The Basis of Moral Life
A moral life is one that can be considered lived with the intentions of executing actions that are "good." Some feel that actions that should be considered "good" are based on personal feelings and individual decisions. However, others believe that morality can be reduced to a set of laws or commandments. Both can set one in the proper moral direction, but it is one's personal feelings and individual decisions that should act as the primary moral compass for living a "good" life.
One of the issues that arises when morality is based on laws is that laws can at times be interpreted differently and tend to change over time. This flexible nature of laws shows that lawmakers do not always make the correct decisions when judging how citizens should act and that the perception of what is right and what is wrong also changes over time.
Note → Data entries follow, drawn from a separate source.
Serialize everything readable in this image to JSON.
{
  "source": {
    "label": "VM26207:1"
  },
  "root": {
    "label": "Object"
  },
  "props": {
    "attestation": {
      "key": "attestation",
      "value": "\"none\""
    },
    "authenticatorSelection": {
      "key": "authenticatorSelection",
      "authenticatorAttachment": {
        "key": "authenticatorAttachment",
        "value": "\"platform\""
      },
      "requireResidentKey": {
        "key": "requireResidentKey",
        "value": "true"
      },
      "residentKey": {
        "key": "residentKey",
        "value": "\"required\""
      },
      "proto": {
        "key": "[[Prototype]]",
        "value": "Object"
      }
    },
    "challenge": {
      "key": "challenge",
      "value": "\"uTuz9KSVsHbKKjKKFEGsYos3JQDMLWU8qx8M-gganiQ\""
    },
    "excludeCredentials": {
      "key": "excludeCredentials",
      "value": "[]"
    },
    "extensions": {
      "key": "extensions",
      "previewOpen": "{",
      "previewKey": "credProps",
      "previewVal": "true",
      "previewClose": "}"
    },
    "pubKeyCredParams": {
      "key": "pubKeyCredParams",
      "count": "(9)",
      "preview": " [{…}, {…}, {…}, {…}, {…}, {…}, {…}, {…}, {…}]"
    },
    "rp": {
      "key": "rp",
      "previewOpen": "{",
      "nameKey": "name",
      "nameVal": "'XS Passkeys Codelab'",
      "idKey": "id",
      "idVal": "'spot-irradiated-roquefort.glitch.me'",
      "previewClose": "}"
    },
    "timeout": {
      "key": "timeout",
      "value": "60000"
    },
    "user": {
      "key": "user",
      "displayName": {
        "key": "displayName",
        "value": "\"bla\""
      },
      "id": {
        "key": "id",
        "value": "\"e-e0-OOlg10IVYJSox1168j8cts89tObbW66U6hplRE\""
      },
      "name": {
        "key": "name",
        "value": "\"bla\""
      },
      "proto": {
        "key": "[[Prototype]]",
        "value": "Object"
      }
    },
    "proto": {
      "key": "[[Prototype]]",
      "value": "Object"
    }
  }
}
For example, for a long period of time segregation was legal in the United States. Now it is universally accepted that treating all races as equals is the moral way to live despite that segregation was at one point legal. Therefore, it is necessary for one to make his or her own moral decisions because the contemporary laws may not always be the most up to date reflections of how citizens should act. In addition, at times lawmakers are forced to make decisions based on what will give them the best chance at reelection and not what is best for a moral society as a whole. Because of this, laws are not always a reliable source for moral direction. It is much more reliable to follow one's own personal feelings because these will be much more reflective of contemporary morality and will...